'''

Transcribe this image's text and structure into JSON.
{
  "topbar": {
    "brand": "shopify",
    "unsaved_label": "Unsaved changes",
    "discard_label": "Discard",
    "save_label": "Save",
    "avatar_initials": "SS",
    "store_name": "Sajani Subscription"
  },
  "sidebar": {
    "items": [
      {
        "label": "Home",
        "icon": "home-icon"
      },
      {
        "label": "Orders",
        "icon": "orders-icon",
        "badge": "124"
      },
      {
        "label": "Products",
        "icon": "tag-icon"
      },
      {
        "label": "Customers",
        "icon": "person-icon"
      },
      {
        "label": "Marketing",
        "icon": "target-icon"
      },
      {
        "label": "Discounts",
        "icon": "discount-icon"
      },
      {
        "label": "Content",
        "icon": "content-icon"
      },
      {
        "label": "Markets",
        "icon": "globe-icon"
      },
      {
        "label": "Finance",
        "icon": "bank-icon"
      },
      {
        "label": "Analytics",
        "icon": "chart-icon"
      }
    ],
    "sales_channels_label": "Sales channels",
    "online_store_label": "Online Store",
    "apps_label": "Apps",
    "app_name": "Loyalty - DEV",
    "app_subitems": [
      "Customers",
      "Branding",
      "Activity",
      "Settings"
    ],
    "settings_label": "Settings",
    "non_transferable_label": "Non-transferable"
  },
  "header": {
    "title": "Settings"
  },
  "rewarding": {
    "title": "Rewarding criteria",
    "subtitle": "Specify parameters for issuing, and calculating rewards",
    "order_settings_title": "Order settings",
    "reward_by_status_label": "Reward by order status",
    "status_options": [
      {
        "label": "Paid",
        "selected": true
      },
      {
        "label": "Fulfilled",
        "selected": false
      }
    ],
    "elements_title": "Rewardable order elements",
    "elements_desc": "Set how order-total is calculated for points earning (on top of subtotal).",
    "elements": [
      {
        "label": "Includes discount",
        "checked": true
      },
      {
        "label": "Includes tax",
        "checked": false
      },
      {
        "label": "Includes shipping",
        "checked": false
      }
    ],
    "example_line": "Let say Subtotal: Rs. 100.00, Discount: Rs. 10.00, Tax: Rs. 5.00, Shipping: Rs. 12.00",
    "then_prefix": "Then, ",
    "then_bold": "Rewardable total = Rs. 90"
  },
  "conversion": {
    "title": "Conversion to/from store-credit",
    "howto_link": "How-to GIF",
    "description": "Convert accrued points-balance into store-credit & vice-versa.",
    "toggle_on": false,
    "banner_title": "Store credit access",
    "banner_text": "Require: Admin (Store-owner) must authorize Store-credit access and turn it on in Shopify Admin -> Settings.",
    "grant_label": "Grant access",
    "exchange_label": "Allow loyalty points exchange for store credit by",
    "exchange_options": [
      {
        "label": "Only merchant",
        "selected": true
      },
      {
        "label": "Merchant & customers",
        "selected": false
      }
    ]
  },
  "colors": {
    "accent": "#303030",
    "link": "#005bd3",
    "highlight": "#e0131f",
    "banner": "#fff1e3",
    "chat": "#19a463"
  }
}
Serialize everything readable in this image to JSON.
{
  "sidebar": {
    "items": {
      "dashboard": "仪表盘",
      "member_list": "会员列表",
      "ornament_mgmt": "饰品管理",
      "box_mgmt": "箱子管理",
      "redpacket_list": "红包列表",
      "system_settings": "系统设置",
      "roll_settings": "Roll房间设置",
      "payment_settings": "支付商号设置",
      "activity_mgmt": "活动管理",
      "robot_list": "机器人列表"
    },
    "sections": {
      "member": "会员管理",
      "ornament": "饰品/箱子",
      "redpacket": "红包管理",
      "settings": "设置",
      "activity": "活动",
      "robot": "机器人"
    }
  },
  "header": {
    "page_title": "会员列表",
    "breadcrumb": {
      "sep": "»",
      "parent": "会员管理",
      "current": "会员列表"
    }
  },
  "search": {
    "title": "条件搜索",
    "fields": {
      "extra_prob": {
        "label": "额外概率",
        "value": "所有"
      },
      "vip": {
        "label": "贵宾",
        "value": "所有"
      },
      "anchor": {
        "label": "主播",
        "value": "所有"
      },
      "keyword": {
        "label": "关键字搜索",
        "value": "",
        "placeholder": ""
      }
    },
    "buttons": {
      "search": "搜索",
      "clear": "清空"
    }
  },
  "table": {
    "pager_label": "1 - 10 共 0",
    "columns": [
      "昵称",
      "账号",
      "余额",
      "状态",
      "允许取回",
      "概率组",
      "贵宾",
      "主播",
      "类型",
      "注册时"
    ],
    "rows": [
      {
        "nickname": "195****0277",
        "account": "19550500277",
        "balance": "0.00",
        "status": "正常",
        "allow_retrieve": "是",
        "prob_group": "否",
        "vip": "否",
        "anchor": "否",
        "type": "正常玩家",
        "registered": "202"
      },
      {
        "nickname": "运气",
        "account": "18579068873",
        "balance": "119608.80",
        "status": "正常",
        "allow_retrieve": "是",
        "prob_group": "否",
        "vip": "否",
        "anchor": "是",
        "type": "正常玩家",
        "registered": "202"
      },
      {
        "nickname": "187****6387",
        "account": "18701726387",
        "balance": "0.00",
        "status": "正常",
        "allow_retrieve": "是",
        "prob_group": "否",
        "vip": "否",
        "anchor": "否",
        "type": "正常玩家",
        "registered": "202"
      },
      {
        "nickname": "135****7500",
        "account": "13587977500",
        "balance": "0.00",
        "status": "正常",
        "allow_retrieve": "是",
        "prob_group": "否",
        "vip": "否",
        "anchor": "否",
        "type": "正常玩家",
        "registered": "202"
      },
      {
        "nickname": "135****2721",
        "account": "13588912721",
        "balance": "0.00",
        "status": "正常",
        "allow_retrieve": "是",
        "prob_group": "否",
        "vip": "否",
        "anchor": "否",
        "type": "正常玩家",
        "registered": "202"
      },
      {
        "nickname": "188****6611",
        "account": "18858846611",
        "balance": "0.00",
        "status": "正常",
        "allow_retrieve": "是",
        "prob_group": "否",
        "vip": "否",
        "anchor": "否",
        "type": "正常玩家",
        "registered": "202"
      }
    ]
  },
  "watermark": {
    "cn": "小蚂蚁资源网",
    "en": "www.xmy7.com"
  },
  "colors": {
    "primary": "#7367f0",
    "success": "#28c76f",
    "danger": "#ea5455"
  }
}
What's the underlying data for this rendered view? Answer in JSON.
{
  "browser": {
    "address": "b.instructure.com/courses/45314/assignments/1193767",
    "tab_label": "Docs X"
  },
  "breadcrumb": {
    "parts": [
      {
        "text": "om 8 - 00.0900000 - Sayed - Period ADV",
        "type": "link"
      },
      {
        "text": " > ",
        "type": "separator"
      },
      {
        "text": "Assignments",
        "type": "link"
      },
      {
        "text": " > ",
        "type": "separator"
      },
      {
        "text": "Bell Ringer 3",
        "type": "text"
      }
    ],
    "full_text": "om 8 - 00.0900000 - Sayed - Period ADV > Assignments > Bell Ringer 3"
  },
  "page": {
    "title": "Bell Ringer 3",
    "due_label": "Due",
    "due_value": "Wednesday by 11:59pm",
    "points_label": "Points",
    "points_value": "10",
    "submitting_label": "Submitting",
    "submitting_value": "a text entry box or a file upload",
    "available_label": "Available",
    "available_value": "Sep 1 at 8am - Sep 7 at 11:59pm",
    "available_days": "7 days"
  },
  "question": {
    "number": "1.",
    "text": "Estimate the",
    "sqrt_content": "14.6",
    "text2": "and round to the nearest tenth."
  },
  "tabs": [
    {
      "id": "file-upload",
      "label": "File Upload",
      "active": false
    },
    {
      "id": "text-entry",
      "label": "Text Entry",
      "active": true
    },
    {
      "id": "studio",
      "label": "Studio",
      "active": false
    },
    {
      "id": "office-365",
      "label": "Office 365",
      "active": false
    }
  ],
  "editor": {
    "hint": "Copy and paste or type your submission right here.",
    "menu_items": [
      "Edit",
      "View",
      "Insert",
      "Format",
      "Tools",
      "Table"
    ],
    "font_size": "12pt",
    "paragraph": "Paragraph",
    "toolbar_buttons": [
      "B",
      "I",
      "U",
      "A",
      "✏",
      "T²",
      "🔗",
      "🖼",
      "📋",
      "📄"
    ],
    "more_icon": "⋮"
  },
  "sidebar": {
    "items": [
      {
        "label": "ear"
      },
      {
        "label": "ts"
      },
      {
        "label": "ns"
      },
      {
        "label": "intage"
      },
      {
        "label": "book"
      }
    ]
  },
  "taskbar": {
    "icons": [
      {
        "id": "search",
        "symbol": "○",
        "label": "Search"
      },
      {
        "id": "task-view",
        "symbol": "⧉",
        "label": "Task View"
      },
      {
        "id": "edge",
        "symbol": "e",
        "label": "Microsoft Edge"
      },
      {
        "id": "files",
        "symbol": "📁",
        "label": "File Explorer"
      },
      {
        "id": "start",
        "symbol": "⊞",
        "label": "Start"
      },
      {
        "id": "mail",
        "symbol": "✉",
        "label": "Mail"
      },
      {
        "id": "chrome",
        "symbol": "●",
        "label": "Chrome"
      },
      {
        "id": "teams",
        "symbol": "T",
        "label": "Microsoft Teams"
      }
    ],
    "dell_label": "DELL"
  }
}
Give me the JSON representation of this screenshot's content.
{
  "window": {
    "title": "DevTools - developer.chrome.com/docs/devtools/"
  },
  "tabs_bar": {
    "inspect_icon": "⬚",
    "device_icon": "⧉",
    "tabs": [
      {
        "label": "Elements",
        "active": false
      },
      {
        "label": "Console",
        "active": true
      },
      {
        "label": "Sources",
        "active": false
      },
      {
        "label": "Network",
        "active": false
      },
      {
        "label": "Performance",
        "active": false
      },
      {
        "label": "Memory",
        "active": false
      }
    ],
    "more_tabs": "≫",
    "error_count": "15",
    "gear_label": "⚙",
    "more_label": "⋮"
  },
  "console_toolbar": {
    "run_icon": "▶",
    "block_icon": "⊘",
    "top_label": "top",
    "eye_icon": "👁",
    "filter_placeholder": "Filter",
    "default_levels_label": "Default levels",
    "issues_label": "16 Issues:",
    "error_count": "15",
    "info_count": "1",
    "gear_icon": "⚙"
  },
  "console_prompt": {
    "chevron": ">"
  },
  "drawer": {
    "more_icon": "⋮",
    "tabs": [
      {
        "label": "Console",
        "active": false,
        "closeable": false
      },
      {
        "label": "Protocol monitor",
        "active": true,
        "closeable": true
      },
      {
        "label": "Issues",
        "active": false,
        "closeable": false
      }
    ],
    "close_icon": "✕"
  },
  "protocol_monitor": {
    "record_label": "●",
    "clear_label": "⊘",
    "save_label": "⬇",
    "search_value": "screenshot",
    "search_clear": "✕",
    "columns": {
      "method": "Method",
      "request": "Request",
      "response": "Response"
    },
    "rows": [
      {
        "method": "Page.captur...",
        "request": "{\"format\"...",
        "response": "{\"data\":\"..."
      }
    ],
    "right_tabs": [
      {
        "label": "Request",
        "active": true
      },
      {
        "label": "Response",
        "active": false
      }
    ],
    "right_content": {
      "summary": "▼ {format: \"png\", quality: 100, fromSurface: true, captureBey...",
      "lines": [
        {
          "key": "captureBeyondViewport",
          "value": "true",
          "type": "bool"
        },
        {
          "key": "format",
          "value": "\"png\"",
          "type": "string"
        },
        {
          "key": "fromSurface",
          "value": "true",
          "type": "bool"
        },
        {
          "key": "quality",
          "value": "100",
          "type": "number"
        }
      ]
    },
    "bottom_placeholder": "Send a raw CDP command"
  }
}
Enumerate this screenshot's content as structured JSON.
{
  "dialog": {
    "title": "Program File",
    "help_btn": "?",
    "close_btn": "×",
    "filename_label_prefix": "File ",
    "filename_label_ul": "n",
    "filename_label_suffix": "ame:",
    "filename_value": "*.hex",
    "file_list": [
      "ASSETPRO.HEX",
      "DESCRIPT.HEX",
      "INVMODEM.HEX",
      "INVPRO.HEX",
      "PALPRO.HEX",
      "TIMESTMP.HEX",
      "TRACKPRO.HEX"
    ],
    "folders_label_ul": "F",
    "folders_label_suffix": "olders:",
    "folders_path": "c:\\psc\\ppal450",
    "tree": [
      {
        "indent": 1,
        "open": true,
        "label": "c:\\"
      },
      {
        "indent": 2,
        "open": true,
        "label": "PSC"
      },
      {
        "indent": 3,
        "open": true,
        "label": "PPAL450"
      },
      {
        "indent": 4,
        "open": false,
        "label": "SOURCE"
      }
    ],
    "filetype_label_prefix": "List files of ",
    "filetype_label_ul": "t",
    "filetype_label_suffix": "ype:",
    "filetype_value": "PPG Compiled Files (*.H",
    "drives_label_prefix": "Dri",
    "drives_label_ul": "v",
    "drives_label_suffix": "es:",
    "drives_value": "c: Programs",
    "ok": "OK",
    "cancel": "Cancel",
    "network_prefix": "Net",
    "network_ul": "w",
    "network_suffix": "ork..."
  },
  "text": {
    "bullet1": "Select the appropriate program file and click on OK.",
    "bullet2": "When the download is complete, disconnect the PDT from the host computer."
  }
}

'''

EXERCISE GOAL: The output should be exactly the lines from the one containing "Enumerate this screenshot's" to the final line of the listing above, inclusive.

RESPONSE:
Enumerate this screenshot's content as structured JSON.
{
  "dialog": {
    "title": "Program File",
    "help_btn": "?",
    "close_btn": "×",
    "filename_label_prefix": "File ",
    "filename_label_ul": "n",
    "filename_label_suffix": "ame:",
    "filename_value": "*.hex",
    "file_list": [
      "ASSETPRO.HEX",
      "DESCRIPT.HEX",
      "INVMODEM.HEX",
      "INVPRO.HEX",
      "PALPRO.HEX",
      "TIMESTMP.HEX",
      "TRACKPRO.HEX"
    ],
    "folders_label_ul": "F",
    "folders_label_suffix": "olders:",
    "folders_path": "c:\\psc\\ppal450",
    "tree": [
      {
        "indent": 1,
        "open": true,
        "label": "c:\\"
      },
      {
        "indent": 2,
        "open": true,
        "label": "PSC"
      },
      {
        "indent": 3,
        "open": true,
        "label": "PPAL450"
      },
      {
        "indent": 4,
        "open": false,
        "label": "SOURCE"
      }
    ],
    "filetype_label_prefix": "List files of ",
    "filetype_label_ul": "t",
    "filetype_label_suffix": "ype:",
    "filetype_value": "PPG Compiled Files (*.H",
    "drives_label_prefix": "Dri",
    "drives_label_ul": "v",
    "drives_label_suffix": "es:",
    "drives_value": "c: Programs",
    "ok": "OK",
    "cancel": "Cancel",
    "network_prefix": "Net",
    "network_ul": "w",
    "network_suffix": "ork..."
  },
  "text": {
    "bullet1": "Select the appropriate program file and click on OK.",
    "bullet2": "When the download is complete, disconnect the PDT from the host computer."
  }
}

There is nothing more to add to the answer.